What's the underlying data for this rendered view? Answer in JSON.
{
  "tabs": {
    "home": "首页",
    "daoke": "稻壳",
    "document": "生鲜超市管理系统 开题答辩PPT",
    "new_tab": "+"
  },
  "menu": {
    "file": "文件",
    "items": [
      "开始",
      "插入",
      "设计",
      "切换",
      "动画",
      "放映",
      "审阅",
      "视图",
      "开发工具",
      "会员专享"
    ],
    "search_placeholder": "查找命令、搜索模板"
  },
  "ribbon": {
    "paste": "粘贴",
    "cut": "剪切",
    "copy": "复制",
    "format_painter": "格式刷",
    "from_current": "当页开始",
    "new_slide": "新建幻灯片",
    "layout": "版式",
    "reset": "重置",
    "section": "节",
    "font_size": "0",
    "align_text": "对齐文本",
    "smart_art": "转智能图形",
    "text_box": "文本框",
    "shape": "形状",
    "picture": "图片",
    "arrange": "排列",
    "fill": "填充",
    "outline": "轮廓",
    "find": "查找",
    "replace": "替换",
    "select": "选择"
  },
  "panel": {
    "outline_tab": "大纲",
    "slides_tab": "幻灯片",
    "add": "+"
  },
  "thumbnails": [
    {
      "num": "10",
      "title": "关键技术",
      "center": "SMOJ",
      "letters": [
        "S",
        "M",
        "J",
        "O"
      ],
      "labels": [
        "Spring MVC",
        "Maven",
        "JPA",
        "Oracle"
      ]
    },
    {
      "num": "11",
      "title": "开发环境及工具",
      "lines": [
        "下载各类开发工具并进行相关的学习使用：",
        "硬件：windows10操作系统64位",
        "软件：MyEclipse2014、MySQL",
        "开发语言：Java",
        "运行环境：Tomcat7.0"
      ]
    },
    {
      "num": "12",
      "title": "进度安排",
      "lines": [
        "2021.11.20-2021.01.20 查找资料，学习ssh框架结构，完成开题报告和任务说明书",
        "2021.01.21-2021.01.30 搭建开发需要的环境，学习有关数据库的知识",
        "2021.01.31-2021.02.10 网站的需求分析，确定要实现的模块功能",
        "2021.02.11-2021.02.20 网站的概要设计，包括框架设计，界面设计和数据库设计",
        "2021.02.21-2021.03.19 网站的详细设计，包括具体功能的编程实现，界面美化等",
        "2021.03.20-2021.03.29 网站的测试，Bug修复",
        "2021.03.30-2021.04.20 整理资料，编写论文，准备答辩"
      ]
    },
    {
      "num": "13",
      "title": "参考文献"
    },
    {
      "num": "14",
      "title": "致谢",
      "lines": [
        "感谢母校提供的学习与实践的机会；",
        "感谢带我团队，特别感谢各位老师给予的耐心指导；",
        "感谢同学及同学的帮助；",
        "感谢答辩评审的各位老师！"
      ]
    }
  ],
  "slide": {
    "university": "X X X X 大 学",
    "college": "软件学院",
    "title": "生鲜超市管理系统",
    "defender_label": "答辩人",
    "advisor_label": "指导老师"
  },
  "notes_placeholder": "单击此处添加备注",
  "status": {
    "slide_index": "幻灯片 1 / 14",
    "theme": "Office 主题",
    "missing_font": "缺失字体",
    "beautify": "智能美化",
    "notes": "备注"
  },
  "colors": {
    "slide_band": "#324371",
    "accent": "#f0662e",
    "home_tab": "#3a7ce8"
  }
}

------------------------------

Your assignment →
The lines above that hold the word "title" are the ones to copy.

Problem solution →
      "title": "关键技术",
      "title": "开发环境及工具",
      "title": "进度安排",
      "title": "参考文献"
      "title": "致谢",
    "title": "生鲜超市管理系统",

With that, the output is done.